I doubt that there are many books with a premise as downright bizarre as John Green’s An Abundance of Katherines. John Green, as most readers will be aware, writes these teen angst stories very well in my (limited) experience of him, and I enjoyed Paper Towns when I read it. Yet reading this quirky book, I found myself reminded of another book, similarly quirky, and just as gripping. Was Green just trotting out a book with superficial tweaks to the plot which had worked wonders to him before?
Intriguing insight into life and discrimination after ‘The Great Depression’.
There aren’t many books named after poems. Personally I can only think of two, one by Christie, and one by John Steinbeck, whose work Of Mice and Men is so called after a poem by Robert Burns. Amongst the lines in said poem is “The best laid schemes o’ mice an’ men/Gang aft a-gley”-basically even the most carefully thought out schemes will always go wrong, following Murphy’s Law (‘what can go wrong will go wrong’). And in Of Mice and Men, there is a lot that can go wrong.
Philosophical and meaningful, one of John Green’s best.
There’s a quote I heard recently: “It’s a paper town. Paper houses and paper people”. It’s intriguing how many philosophical questions and arguments can be found in the pages of a young adult novel, though you may be a little less surprised if I told you that the author of this novel, Paper Towns, is none other than John Green of The Fault in Our Stars fame. Paper Towns is the first book by Green that I have read, but from my experience with this one it will not be the last. It was witty, charming, and interesting, and one which I would definitely recommend reading (and/or watching the film which comes out today).
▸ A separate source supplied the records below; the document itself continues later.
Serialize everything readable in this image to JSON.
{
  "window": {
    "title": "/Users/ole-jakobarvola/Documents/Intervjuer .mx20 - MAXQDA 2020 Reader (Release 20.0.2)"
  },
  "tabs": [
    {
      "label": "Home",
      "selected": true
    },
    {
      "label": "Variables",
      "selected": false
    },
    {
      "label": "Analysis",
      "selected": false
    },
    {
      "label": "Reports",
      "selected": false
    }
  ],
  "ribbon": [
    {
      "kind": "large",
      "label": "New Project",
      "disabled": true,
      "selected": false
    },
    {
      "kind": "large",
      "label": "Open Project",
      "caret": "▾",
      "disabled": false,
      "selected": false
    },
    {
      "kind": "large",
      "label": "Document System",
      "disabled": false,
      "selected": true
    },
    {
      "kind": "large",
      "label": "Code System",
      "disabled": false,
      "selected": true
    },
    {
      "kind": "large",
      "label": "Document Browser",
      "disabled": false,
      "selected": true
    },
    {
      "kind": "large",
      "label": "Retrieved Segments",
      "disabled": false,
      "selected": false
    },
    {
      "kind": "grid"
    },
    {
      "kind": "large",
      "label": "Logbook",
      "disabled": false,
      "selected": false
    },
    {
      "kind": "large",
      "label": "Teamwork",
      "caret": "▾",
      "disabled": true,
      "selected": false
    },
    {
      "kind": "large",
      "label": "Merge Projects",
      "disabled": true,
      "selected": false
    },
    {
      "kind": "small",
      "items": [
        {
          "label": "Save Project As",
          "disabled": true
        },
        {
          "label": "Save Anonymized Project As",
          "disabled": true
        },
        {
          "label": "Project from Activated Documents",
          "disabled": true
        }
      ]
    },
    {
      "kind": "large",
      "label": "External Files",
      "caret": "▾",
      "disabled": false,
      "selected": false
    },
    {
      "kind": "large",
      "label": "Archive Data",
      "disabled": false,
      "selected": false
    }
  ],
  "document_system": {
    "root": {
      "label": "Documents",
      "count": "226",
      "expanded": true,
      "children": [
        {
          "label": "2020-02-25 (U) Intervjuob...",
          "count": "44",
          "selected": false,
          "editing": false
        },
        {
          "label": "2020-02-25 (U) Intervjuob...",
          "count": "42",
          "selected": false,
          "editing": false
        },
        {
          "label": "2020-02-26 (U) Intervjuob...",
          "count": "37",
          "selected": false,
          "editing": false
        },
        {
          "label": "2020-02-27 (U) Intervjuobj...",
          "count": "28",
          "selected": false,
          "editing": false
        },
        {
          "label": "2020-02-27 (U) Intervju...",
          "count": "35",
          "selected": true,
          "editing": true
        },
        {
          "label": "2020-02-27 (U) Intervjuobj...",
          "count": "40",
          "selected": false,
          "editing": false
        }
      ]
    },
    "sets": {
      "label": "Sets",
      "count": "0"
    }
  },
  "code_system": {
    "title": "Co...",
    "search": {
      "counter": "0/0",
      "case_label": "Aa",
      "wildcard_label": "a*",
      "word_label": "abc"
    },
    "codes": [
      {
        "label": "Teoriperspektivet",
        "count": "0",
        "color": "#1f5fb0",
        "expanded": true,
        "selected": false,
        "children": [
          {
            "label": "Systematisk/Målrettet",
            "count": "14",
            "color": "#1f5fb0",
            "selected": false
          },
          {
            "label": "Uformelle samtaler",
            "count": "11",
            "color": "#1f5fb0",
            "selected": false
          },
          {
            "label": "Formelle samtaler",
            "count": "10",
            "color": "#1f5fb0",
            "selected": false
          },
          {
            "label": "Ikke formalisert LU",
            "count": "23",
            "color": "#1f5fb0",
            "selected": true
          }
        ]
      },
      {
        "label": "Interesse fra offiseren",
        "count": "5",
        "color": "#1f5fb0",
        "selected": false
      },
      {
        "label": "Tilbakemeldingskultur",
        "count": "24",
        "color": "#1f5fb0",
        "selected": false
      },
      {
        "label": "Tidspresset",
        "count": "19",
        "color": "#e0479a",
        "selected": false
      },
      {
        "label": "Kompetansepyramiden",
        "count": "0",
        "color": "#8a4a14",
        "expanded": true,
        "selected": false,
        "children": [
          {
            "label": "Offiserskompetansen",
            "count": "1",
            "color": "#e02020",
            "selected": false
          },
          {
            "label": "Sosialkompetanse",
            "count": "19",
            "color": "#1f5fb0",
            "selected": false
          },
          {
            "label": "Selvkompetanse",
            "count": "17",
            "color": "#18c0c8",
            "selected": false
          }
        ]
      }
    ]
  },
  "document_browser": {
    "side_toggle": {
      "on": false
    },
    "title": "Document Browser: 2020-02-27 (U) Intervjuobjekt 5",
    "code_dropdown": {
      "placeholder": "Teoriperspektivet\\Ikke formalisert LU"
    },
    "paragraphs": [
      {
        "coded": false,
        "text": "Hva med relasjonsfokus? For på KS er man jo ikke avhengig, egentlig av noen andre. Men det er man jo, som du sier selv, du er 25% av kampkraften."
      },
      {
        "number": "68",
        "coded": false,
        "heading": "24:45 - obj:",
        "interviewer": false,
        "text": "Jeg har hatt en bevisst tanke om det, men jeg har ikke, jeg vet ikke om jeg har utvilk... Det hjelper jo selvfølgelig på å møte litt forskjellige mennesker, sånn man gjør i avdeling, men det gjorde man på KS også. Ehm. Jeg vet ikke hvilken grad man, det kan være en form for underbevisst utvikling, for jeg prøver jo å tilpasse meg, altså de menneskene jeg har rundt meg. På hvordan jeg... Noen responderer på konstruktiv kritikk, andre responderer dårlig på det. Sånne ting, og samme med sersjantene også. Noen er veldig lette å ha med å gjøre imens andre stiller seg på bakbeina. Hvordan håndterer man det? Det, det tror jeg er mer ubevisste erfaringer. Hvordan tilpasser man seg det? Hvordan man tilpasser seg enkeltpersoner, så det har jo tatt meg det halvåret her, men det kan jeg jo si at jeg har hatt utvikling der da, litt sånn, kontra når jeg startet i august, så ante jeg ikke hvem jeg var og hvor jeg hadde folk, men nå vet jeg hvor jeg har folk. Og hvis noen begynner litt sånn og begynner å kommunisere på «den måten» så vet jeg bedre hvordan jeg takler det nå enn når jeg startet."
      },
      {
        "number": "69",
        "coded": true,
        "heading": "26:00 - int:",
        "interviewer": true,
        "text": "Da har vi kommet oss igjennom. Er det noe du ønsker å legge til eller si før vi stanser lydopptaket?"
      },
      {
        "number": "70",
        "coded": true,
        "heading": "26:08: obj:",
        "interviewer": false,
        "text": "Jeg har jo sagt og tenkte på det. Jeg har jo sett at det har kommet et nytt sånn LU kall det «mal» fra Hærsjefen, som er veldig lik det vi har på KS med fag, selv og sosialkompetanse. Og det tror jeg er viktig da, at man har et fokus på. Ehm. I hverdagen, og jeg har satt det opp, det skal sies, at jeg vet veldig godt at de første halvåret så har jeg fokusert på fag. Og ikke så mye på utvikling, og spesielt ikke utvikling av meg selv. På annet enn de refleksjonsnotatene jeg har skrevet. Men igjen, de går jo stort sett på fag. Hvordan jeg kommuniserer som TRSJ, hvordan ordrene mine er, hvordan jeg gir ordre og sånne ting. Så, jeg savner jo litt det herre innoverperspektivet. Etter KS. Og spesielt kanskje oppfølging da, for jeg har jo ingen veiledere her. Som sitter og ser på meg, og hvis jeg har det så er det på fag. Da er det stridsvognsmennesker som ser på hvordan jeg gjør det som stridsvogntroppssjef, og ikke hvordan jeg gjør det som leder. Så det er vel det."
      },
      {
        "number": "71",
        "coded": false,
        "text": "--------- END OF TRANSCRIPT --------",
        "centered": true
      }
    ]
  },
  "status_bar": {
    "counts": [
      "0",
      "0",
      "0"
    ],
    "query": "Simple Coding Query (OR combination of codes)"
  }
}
Could be and should be the next big thing.
I have just finished Graeme Shimmin’s A Kill in the Morning, and I loved it. It beautifully blends several genres with astonishing ease, notably the alternative history as that exemplified in Fatherland (that where an alternative history leads to the story, rather than the alternative history being the story), and the gripping thriller/action plot as in James Bond films. This blending makes for a fantastic read, even though personally I may disagree with the comparisons with the other media above (more on that later). The story twisted and turned, yet maintained a strong pace throughout and was a real page turner.
Today, a new government will be elected. Yet the behind the scenes running of the Houses of Parliament remain a mystery to most, a sea of incomprehension-but understanding was brought to those who watched the BBC documentary Inside the Commons, or have read Order! Order!. They demystify the mystical, comprehensify the incomprehensible, clear the fog. As Gwyneth Dunwoody said, “Parliament is not only the last important forum for the British people, it is also the last defender of the rights of all citizens”. That the very place that affects us most is the place we understand least is something that we should attempt to immediately rectify, and the BBC and Robert Rogers have assisted most ably here.
Child 44–there’s something fishy afoot
When reading Tom Rob Smith’s Child 44, I was reminded of something. I couldn’t think what it was when I was reading it, but later I realised: I was reminded of Robert Harris’ Fatherland. Granted, one was in Germany and one in Soviet Russia in the Cold War, but there were striking similarities. The main characters are good guys in a bad world, they live in authoritarian dictatorial nations, but don’t worry, they’re both good guys (that was sarcastic if it didn’t carry). Smith’s first novel reads exactly like Harris, and I’m not convinced if that’s a good thing.